1660 Burton Agnes  Burton Agnes  Yorkshire  York  England 
953

Faith Corbet begins to have fits not long after her gloves went missing. Faith had been scolded by her mother ealier for suggesting Huson was a witch, and does not immediately accuse her of the theft. However, Faith but comes to blame Alice Huson, who had been sitting alone in her mother's kitchen, for the loss of her gloves and her subsequent fits. (53)

Appears in:
Hale, Matthew. A Collection of Modern Relations of Matter of Fact Concerning Witches & Witchcraft. London: 1693, 53

1660 Burton Agnes  Burton Agnes  Yorkshire  York  England 
954

Faith Corbet's fits are diagnosed by 'numerous people' as natural.

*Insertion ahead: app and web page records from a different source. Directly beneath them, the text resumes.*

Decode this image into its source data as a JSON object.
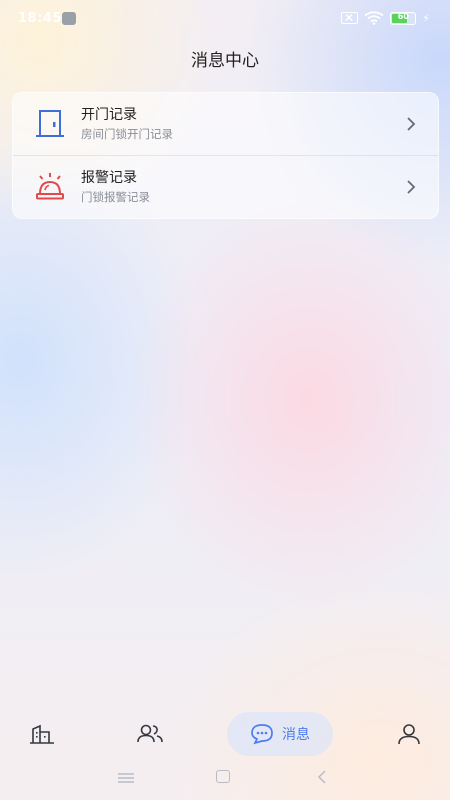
{
  "status_bar": {
    "time": "18:45",
    "battery": "60",
    "battery_fraction": 0.6
  },
  "header": {
    "title": "消息中心"
  },
  "records": [
    {
      "title": "开门记录",
      "subtitle": "房间门锁开门记录",
      "icon": "door-icon",
      "color": "#3e6fd8"
    },
    {
      "title": "报警记录",
      "subtitle": "门锁报警记录",
      "icon": "alarm-bell-icon",
      "color": "#e24a4a"
    }
  ],
  "tabbar": {
    "active": "message",
    "message_label": "消息",
    "accent": "#4d7cf0"
  }
}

They are categorized as hysteria, melancholy, and convulsions.(53-54)

Appears in:
Hale, Matthew. A Collection of Modern Relations of Matter of Fact Concerning Witches & Witchcraft. London: 1693, 53-54

1660 Burton Agnes  Burton Agnes  Yorkshire  York  England 
955

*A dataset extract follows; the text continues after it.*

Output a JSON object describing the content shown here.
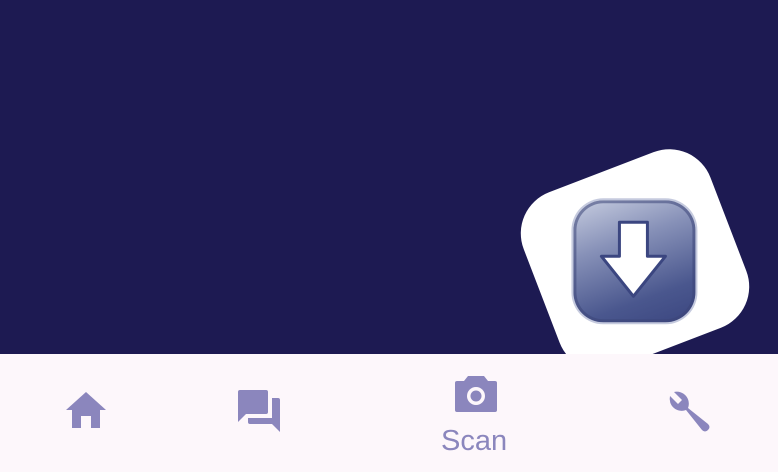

Faith Corbet is seen by a battery of physicians from all over York over a four year period. Corbet responds to their treatments only sometimes; her fits come in intervals.(53-54, 56)

Appears in:
Hale, Matthew. A Collection of Modern Relations of Matter of Fact Concerning Witches & Witchcraft. London: 1693, 53-54, 56

1660 Burton Agnes  Burton Agnes  Yorkshire  York  England 
956

Faith Corbet makes the first of many claims that medical intervention will not cure her so long as her tormentors walked free. This is also the first time Doll Bilby is implicated in Corbet's fits, and by implication, identified as a witch.(54)

Appears in:
Hale, Matthew. A Collection of Modern Relations of Matter of Fact Concerning Witches & Witchcraft. London: 1693, 54

1660 Burton upon Trent    Staffordshire  Stafford  England 
974

A woman (Anonymous 113) allegedly 'got upon a Bed-staff, said certain words' and flew into the bedroom where her sister and her sister's husband slept. This assertion came from Anonymous 113's seven year old daughter (Anonymous 115) who was allegedly left there on one of the 'hundreds' of times she made the trip.(48-49)

Appears in:
Hale, Matthew. A Collection of Modern Relations of Matter of Fact Concerning Witches & Witchcraft. London: 1693, 48-49

1660 Oxford  Oxford  Oxford  Oxfordshire  England 
975

Following the testimony given against her by her daughter (Anonymous 115), Anonymous 113 confesses, and is condemned and executed as a witch.(49)

Appears in:
Hale, Matthew. A Collection of Modern Relations of Matter of Fact Concerning Witches & Witchcraft. London: 1693, 49

1660 Oxford  Oxford  Oxford  Oxfordshire  England 
1067

Thomas Spatchet's fits allegedly escalate. They are said to occur every fifteen minutes to half an hour, four to twenty times a day, for weeks and months on end. The more there are in a day, the shorter each individual fit is said to be, and he hardly has one day in a month or five weeks without a fit.(6-7, 18)

Appears in:
Petto, Samuel. A Faithful Narrative of the Wonderful and Extraordinary Fits . London: 1693, 6-7, 18

1660   Dunwich  Suffolk  Cookly  England 
1068

Thomas Spatchet allegedly suffers from skipping or jumping fits, where his feet come close together, move up and down, and side to side; these fits are said to continue until he has no strength left in his legs and has to rest.(7, 18)

Appears in:
Petto, Samuel. A Faithful Narrative of the Wonderful and Extraordinary Fits . London: 1693, 7, 18

1660   Dunwich  Suffolk  Cookly  England